Housing prices feed into the CPI indirectly, since housing prices tend to correlate positively with rents with a lag of about 18 months.

William M. Thomson said...

Great answer, thanks for the info. I wonder if the following thought is "economically" correct (reasonable people will disagree about whether it is reality or not, but that not what I am asking), is it possible that because inflation measurement in asset prices is very difficult to determine that much of the inflation people fear from recent Fed activities is hidden in inflated asset values, and thus our inflation has outpaced the CPI dramatically just in a places it is not being measured? It would seem to me that inflation is best defined as too many dollars, and what they are chasing is not relevant, and so defining inflation simply as too many dollars chasing too few goods is an incomplete definition.

Scott Grannis said...

It is certainly possible that the rising prices of some assets (e.g., art, houses, luxury watches) presage a higher level of overall inflation. Long ago I thought that gold prices above $500-600 would be a signal of higher inflation to come, but it hasn't happened yet.

I've looked at and considered lots of alternative indicators and measures of inflation but I haven't yet found an inflation measure that is superior to the PCE or GDP deflators. They seem to do a pretty good job over time.

jeff said...

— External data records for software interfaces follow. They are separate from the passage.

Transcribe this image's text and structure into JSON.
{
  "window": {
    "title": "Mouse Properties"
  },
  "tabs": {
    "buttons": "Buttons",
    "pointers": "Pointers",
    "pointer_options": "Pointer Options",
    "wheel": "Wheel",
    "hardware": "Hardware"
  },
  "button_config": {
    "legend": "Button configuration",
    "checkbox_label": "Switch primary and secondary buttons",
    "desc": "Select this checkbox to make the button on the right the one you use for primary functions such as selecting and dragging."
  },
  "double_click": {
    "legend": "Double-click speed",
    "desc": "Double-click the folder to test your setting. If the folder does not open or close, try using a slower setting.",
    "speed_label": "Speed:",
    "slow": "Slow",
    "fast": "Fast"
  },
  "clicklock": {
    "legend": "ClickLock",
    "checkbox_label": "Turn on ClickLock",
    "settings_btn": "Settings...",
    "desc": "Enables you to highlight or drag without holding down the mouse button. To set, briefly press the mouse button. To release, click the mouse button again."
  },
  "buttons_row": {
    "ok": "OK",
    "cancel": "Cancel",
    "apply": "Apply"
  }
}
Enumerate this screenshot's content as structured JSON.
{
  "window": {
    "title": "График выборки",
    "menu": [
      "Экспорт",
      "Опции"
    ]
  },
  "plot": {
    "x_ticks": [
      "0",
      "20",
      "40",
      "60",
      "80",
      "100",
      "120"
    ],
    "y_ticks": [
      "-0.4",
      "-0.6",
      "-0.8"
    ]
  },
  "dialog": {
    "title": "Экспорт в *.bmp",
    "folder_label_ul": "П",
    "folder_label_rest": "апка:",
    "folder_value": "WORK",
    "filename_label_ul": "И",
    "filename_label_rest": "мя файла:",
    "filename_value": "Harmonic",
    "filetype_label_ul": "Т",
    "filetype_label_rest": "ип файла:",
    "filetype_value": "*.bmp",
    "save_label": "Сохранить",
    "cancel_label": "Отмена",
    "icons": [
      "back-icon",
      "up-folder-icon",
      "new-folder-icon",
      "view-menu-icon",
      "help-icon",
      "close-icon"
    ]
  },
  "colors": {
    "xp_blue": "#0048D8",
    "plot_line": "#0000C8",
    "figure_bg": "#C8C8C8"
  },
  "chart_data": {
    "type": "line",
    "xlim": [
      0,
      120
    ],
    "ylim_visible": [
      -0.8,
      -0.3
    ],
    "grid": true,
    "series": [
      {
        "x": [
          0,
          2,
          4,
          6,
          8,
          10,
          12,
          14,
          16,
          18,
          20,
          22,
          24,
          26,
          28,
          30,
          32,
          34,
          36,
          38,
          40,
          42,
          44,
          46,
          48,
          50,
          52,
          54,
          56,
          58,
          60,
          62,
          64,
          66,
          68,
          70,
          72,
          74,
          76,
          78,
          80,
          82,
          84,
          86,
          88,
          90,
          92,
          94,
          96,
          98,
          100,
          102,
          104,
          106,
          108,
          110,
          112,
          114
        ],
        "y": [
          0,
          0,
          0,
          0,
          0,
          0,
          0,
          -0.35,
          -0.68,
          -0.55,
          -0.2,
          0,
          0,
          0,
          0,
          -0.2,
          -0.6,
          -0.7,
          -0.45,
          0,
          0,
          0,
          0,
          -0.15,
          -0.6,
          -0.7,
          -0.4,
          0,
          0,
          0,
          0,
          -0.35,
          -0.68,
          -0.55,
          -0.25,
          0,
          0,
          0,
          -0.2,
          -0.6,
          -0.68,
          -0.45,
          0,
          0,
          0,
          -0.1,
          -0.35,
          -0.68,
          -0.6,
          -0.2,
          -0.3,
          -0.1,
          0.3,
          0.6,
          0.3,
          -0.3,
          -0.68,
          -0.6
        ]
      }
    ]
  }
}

Good conversation here. The reason I asked about this is that we can no longer invest in say savings, CDs or bonds and expect to receive a "fair" return to keep pace with inflation.

Maybe the days of higher yields on savings are from a bygone inflationary era but for seniors with limited assets they are forced into riskier ask to keep pace with inflation. I speaking for my mother in this case. I suppose if inflation remains subdued at 2% then its not a big problem but I don't really like having to put her too many "riskier" assets.

Scott Grannis said...

Jeff: there's no doubt that the Fed's policy stance has made things tough on savers. A savings deposit that pays zero becomes a money-losing investment in a 2% inflation environment. Saving money in a traditional bank savings deposit is almost guaranteed to produce a loss of purchasing power.

To understand this correctly you need to understand that the demand for "safe" assets has been intense until recently. The world has been willing to pay a huge price (in the form of a minuscule yield) for safety. At the same time, risk aversion has been intense and has led to a big deleveraging, which has amounted to weak loan demand. Savers are very willing to save, but borrowers are not very willing to borrow. Result: zero interest rates.

If you run with the herd you will get almost nothing in return. Today's environment indeed encourages people to "reach for yield" and invest in riskier assets in order to receive a reasonable return on investment.

If someone is unwilling to invest in riskier assets, then the only recourse is to hope and pray that the Fed boosts short-term interest rates to a more reasonable level starting some time next year. Otherwise the holders of traditional savings accounts will be effectively transferring a part of their wealth to the government, which is the largest motivated borrower these days.